The NRC Staff released specific guidance to operating and decommissioning reactor licensees on requesting exemptions from fire protection requirements during the coronavirus (COVID-19) public health emergency (PHE) on May 14. The guidance supplements the NRC’s April 29 teleconference, during which it contemplated such regulatory relief pathways. Morgan Lewis reported on the teleconference earlier this month.

The NRC Staff released specific guidance to all licensees on how to request exemptions from emergency preparedness (EP) biennial exercise requirements on May 14. The guidance supplements the NRC’s April 30 teleconference, during which it acknowledged that there may be instances in which licensees are unable to comply with certain EP requirements, including required training and drills, during the coronavirus (COVID-19) public health emergency (PHE). As a result, the Staff determined that regulatory relief might be appropriate to ensure health and safety among licensees’ employees, as well as public health and safety in the event of a radiological emergency.

The NRC issued a draft letter to holders of licensees (other than operating power reactor licensees) to possess Category 1 or 2 quantities of radioactive material (RAM) as defined in Appendix A to 10 CFR Part 37. The letter contains guidance on the NRC’s expedited review process for requests for temporary exemptions from certain requirements contained in 10 CFR Part 37, Physical Protection of Category 1 and Category 2 Quantities of Radioactive Material, during the coronavirus (COVID-19) public health emergency (PHE), and will be discussed at a public meeting on May 5.

The NRC issued a letter to the National Organization of Test, Research, and Training Reactors on April 30 regarding the NRC’s expedited review of requests for regulatory relief from certain material control and accounting (MC&A) requirements during the coronavirus (COVID-19) public health emergency (PHE). Specifically, the letter covers (1) extensions of time to submit material status reports required by 10 CFR 74.13(a); and (2) exemptions from the recordkeeping requirements of 10 CFR 74.19(c).

The US Nuclear Regulatory Commission (NRC) Staff hosted a public meeting via teleconference on April 29 to discuss available regulatory relief pathways from fire protection requirements during the coronavirus (COVID-19) public health emergency (PHE). The meeting focused on relief from three specific requirements of concern to the commercial nuclear reactor industry: (1) annual physicals for fire brigade members, (2) quarterly fire brigade drills, and (3) annual live firefighting training.
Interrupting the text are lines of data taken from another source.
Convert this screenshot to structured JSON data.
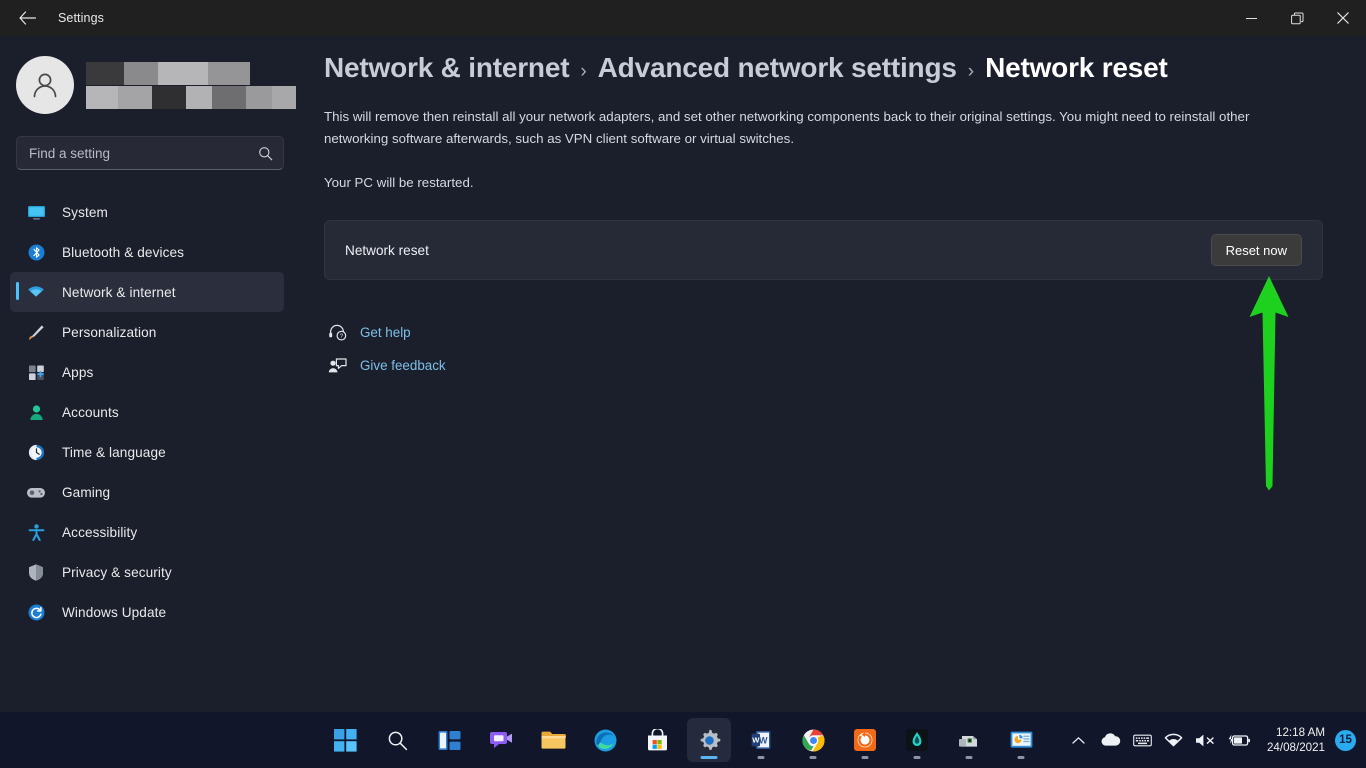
{
  "window": {
    "title": "Settings",
    "back_icon": "back-arrow-icon",
    "controls": {
      "minimize": "minimize-icon",
      "maximize": "restore-icon",
      "close": "close-icon"
    }
  },
  "sidebar": {
    "account": {
      "avatar_icon": "user-avatar-icon",
      "name_redacted": true
    },
    "search": {
      "placeholder": "Find a setting",
      "value": "",
      "icon": "search-icon"
    },
    "items": [
      {
        "label": "System",
        "icon": "monitor-icon",
        "selected": false
      },
      {
        "label": "Bluetooth & devices",
        "icon": "bluetooth-icon",
        "selected": false
      },
      {
        "label": "Network & internet",
        "icon": "wifi-icon",
        "selected": true
      },
      {
        "label": "Personalization",
        "icon": "paintbrush-icon",
        "selected": false
      },
      {
        "label": "Apps",
        "icon": "apps-grid-icon",
        "selected": false
      },
      {
        "label": "Accounts",
        "icon": "person-icon",
        "selected": false
      },
      {
        "label": "Time & language",
        "icon": "clock-globe-icon",
        "selected": false
      },
      {
        "label": "Gaming",
        "icon": "gamepad-icon",
        "selected": false
      },
      {
        "label": "Accessibility",
        "icon": "accessibility-icon",
        "selected": false
      },
      {
        "label": "Privacy & security",
        "icon": "shield-icon",
        "selected": false
      },
      {
        "label": "Windows Update",
        "icon": "update-refresh-icon",
        "selected": false
      }
    ]
  },
  "main": {
    "breadcrumb": [
      {
        "label": "Network & internet",
        "current": false
      },
      {
        "label": "Advanced network settings",
        "current": false
      },
      {
        "label": "Network reset",
        "current": true
      }
    ],
    "breadcrumb_separator": "›",
    "description": "This will remove then reinstall all your network adapters, and set other networking components back to their original settings. You might need to reinstall other networking software afterwards, such as VPN client software or virtual switches.",
    "description_2": "Your PC will be restarted.",
    "card": {
      "label": "Network reset",
      "button_label": "Reset now"
    },
    "links": [
      {
        "label": "Get help",
        "icon": "get-help-icon"
      },
      {
        "label": "Give feedback",
        "icon": "give-feedback-icon"
      }
    ],
    "annotation": {
      "shape": "up-arrow",
      "color": "#1fd11f",
      "points_to": "Reset now"
    }
  },
  "taskbar": {
    "apps": [
      {
        "name": "start",
        "active": false,
        "running": false
      },
      {
        "name": "search",
        "active": false,
        "running": false
      },
      {
        "name": "task-view",
        "active": false,
        "running": false
      },
      {
        "name": "chat-teams",
        "active": false,
        "running": false
      },
      {
        "name": "file-explorer",
        "active": false,
        "running": true
      },
      {
        "name": "microsoft-edge",
        "active": false,
        "running": true
      },
      {
        "name": "microsoft-store",
        "active": false,
        "running": false
      },
      {
        "name": "settings",
        "active": true,
        "running": true
      },
      {
        "name": "microsoft-word",
        "active": false,
        "running": true
      },
      {
        "name": "google-chrome",
        "active": false,
        "running": true
      },
      {
        "name": "orange-app",
        "active": false,
        "running": true
      },
      {
        "name": "dark-flame-app",
        "active": false,
        "running": true
      },
      {
        "name": "printer-app",
        "active": false,
        "running": true
      },
      {
        "name": "presentation-app",
        "active": false,
        "running": true
      }
    ],
    "tray": {
      "chevron": "chevron-up-icon",
      "onedrive": "cloud-icon",
      "keyboard": "keyboard-icon",
      "network": "wifi-icon",
      "volume": "speaker-muted-icon",
      "battery": "battery-charging-icon",
      "time": "12:18 AM",
      "date": "24/08/2021",
      "notification_count": "15"
    }
  },
  "colors": {
    "window_bg": "#1b1e2b",
    "titlebar_bg": "#202020",
    "accent": "#4cc2ff",
    "link": "#7cc0e8",
    "card_bg": "#262a37",
    "button_bg": "#3b3b3b",
    "taskbar_bg": "#11162a",
    "annotation_green": "#1fd11f",
    "badge_blue": "#2aabf0"
  }
}
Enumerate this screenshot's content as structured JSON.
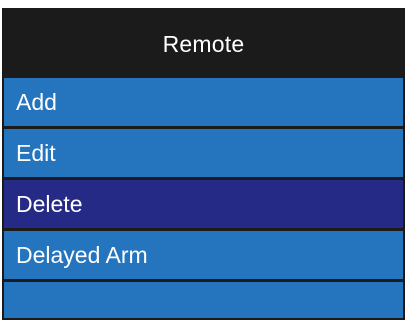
{
  "title": "Remote",
  "menu": {
    "items": [
      {
        "label": "Add",
        "selected": false
      },
      {
        "label": "Edit",
        "selected": false
      },
      {
        "label": "Delete",
        "selected": true
      },
      {
        "label": "Delayed Arm",
        "selected": false
      },
      {
        "label": "",
        "selected": false
      }
    ]
  },
  "colors": {
    "title_bg": "#1b1b1b",
    "item_bg": "#2475bd",
    "selected_bg": "#252a86",
    "text": "#ffffff"
  }
}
The NRC Staff hosted a public meeting via teleconference on April 30 to discuss regulatory relief from emergency preparedness (EP) requirements during the coronavirus (COVID-19) public health emergency (PHE). The Staff noted that because of the PHE, there may be instances in which licensees are unable to comply with certain EP requirements found in 10 CFR § 50.47 and Appendix E to 10 CFR 50, including required training and drills, as well as public information campaigns. As a result, the Staff has determined that regulatory relief might be appropriate to ensure health and safety among licensees’ employees, as well as public health and safety in the event of a radiological emergency.